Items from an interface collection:
<<<<

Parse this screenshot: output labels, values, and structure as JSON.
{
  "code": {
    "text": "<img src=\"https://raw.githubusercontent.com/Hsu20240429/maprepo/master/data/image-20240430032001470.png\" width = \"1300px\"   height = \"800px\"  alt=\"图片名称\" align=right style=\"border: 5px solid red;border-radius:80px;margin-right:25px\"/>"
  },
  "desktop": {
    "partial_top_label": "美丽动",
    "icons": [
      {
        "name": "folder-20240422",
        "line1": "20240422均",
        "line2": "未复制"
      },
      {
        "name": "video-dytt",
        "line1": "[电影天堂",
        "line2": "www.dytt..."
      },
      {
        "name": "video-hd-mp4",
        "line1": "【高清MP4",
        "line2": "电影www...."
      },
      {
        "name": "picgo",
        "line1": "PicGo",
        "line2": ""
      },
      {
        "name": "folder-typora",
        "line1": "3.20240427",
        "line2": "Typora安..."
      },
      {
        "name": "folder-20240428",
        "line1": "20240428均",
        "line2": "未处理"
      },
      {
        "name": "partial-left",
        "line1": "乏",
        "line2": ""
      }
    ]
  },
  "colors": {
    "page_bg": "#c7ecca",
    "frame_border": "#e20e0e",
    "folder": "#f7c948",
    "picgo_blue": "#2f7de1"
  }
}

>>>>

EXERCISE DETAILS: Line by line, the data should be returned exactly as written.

ANSWER TO THIS EXERCISE:
Parse this screenshot: output labels, values, and structure as JSON.
{
  "code": {
    "text": "<img src=\"https://raw.githubusercontent.com/Hsu20240429/maprepo/master/data/image-20240430032001470.png\" width = \"1300px\"   height = \"800px\"  alt=\"图片名称\" align=right style=\"border: 5px solid red;border-radius:80px;margin-right:25px\"/>"
  },
  "desktop": {
    "partial_top_label": "美丽动",
    "icons": [
      {
        "name": "folder-20240422",
        "line1": "20240422均",
        "line2": "未复制"
      },
      {
        "name": "video-dytt",
        "line1": "[电影天堂",
        "line2": "www.dytt..."
      },
      {
        "name": "video-hd-mp4",
        "line1": "【高清MP4",
        "line2": "电影www...."
      },
      {
        "name": "picgo",
        "line1": "PicGo",
        "line2": ""
      },
      {
        "name": "folder-typora",
        "line1": "3.20240427",
        "line2": "Typora安..."
      },
      {
        "name": "folder-20240428",
        "line1": "20240428均",
        "line2": "未处理"
      },
      {
        "name": "partial-left",
        "line1": "乏",
        "line2": ""
      }
    ]
  },
  "colors": {
    "page_bg": "#c7ecca",
    "frame_border": "#e20e0e",
    "folder": "#f7c948",
    "picgo_blue": "#2f7de1"
  }
}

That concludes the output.